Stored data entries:
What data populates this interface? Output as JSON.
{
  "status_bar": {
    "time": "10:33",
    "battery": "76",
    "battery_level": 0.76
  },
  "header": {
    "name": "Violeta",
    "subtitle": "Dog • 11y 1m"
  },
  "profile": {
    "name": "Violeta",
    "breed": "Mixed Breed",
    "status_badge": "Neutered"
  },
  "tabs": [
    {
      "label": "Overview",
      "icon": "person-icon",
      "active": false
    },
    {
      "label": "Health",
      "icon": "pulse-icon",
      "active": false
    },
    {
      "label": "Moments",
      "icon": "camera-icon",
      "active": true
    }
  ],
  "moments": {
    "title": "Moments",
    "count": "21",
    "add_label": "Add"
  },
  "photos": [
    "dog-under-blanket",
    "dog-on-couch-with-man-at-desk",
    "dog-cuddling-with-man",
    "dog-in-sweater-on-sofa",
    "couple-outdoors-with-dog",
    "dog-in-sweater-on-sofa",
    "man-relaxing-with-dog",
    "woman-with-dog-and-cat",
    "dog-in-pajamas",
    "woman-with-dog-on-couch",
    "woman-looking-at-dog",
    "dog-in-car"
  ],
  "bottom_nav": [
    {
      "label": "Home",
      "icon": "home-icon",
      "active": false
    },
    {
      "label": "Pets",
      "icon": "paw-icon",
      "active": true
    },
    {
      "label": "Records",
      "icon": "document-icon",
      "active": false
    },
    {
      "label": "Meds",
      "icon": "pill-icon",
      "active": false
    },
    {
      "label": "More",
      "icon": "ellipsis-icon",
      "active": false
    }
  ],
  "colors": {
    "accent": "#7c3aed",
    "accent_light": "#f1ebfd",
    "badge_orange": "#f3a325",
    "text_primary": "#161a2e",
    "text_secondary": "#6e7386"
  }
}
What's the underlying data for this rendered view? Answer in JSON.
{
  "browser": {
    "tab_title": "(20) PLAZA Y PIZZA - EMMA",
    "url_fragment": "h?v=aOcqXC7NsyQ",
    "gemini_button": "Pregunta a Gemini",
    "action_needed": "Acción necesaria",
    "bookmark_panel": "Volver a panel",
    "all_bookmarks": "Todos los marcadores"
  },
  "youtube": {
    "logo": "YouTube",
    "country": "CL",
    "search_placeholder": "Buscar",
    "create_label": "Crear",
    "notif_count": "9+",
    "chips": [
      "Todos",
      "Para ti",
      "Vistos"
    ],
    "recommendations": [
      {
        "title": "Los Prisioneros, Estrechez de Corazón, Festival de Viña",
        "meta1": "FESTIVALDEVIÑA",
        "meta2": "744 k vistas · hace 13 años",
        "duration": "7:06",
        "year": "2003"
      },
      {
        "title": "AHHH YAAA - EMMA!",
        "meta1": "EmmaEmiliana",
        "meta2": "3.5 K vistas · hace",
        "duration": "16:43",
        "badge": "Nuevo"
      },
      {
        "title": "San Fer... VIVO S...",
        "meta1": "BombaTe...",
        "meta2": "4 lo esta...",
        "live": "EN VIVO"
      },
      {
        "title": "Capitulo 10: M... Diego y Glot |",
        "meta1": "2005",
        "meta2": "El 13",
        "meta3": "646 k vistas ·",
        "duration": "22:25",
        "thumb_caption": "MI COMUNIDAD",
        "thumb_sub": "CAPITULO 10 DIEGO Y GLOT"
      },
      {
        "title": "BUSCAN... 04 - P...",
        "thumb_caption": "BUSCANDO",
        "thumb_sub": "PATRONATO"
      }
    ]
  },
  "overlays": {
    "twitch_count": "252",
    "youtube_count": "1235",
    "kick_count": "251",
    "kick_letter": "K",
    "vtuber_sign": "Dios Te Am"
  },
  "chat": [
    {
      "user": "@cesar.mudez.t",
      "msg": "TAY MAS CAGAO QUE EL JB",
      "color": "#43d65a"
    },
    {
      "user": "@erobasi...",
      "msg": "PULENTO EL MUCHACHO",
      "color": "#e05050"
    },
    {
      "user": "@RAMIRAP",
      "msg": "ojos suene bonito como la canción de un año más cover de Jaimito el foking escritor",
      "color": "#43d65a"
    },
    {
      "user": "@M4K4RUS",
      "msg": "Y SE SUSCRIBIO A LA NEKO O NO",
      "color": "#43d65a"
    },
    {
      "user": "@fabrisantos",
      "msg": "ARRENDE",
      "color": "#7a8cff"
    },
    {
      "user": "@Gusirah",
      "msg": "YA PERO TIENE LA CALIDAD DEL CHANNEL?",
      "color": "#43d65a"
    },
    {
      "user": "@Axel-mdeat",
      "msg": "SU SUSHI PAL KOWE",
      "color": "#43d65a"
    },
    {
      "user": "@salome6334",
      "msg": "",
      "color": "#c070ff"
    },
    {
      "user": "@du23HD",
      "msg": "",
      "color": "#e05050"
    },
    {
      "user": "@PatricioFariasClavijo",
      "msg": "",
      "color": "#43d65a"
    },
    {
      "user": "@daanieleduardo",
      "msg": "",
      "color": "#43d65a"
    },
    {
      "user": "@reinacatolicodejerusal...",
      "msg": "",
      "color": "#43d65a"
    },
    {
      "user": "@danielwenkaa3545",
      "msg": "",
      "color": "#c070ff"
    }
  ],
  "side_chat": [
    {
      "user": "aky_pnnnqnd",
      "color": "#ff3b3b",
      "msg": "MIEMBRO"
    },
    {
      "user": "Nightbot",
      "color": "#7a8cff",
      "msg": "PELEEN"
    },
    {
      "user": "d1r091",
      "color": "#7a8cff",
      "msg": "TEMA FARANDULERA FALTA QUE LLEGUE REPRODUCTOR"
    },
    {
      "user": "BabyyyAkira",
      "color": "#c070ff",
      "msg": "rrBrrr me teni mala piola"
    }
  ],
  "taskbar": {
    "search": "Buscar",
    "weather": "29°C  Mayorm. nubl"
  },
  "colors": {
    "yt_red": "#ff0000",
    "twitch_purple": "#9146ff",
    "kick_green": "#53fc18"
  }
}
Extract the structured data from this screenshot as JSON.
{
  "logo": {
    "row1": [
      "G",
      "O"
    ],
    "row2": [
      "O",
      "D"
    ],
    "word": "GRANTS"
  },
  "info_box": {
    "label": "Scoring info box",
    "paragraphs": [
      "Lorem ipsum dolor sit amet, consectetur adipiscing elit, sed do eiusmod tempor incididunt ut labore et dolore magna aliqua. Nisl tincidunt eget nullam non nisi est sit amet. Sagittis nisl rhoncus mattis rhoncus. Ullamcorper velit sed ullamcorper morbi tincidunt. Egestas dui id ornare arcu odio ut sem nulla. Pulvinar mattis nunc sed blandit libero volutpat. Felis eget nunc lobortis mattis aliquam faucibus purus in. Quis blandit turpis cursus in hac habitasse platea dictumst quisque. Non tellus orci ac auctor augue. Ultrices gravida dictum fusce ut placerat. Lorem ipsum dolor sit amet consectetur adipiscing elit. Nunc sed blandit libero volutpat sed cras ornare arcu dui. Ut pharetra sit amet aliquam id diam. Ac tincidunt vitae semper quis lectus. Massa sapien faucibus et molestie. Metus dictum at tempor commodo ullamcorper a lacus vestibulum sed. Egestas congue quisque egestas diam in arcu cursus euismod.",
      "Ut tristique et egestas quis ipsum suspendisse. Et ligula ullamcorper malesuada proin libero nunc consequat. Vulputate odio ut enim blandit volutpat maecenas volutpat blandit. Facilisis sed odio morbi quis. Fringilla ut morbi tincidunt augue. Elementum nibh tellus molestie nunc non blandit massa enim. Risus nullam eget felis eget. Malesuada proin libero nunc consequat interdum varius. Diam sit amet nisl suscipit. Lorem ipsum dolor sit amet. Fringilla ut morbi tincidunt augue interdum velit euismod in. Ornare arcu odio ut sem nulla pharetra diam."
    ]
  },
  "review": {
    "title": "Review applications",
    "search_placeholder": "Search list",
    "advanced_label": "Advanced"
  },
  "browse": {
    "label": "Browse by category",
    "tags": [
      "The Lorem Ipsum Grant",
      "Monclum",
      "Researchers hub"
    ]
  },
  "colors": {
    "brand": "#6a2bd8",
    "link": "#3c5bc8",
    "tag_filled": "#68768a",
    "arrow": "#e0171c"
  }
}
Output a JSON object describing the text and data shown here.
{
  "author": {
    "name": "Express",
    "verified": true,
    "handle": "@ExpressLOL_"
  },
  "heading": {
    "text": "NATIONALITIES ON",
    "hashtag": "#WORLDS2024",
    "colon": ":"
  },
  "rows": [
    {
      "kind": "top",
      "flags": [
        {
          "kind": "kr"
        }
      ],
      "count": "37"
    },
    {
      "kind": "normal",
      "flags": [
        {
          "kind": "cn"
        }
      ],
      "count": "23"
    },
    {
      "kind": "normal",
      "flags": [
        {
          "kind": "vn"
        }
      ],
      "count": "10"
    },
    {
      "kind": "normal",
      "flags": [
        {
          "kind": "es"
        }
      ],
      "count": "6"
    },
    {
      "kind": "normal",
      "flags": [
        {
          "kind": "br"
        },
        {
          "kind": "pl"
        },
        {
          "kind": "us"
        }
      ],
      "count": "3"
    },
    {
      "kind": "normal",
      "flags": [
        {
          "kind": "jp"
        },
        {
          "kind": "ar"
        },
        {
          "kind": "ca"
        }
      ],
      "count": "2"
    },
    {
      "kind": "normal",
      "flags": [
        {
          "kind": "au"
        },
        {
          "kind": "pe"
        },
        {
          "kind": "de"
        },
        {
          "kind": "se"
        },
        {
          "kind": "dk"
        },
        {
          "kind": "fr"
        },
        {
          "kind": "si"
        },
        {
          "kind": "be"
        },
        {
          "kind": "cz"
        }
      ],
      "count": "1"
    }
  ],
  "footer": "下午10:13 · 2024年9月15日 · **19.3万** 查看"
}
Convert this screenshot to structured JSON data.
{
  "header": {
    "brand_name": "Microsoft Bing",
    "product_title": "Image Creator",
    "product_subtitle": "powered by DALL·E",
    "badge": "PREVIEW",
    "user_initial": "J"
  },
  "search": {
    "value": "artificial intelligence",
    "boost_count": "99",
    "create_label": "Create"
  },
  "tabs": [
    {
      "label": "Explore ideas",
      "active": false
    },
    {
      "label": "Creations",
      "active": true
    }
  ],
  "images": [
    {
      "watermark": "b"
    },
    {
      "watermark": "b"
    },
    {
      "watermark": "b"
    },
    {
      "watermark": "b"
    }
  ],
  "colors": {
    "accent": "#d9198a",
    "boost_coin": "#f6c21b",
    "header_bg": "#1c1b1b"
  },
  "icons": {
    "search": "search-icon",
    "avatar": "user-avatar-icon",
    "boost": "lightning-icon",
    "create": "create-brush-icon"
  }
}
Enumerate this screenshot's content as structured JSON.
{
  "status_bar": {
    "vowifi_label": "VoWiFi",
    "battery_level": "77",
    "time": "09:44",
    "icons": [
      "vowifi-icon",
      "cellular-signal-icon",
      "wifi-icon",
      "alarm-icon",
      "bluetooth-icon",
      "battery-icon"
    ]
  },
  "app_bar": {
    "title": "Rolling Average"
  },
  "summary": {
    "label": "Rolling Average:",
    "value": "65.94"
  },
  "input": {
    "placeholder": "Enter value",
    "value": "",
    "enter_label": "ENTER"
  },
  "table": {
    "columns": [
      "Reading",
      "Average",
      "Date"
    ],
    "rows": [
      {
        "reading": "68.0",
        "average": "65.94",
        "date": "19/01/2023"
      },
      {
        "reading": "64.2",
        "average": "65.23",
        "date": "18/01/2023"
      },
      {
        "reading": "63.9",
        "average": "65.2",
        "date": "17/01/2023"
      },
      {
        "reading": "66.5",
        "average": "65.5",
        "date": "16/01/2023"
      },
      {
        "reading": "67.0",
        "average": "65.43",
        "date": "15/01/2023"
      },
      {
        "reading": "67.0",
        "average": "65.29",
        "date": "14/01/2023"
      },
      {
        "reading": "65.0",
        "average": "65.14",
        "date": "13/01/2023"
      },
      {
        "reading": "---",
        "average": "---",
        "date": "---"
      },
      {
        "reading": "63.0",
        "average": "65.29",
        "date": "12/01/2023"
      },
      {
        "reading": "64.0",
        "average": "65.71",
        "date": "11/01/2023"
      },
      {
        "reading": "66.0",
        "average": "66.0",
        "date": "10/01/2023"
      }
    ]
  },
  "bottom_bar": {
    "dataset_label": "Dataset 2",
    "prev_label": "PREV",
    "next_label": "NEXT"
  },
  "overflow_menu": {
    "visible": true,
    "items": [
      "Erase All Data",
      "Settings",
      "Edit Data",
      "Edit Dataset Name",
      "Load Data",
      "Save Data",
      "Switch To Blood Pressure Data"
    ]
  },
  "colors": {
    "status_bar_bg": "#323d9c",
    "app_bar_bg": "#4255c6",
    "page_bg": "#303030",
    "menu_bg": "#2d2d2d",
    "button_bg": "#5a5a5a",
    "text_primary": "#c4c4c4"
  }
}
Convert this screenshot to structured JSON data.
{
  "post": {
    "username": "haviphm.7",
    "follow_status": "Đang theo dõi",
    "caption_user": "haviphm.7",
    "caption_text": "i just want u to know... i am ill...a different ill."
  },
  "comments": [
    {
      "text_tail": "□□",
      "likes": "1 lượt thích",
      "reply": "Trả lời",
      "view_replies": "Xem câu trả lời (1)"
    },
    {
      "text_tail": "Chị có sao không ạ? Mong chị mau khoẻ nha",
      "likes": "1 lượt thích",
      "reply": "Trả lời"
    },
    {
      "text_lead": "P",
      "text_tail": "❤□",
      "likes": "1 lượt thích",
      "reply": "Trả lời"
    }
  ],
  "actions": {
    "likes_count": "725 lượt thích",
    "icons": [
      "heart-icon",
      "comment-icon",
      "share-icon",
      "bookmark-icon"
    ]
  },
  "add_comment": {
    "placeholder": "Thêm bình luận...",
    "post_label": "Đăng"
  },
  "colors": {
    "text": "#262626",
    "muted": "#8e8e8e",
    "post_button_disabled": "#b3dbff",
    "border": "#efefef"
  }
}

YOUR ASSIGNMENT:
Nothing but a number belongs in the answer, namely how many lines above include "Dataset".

FINISHED EXERCISE:
2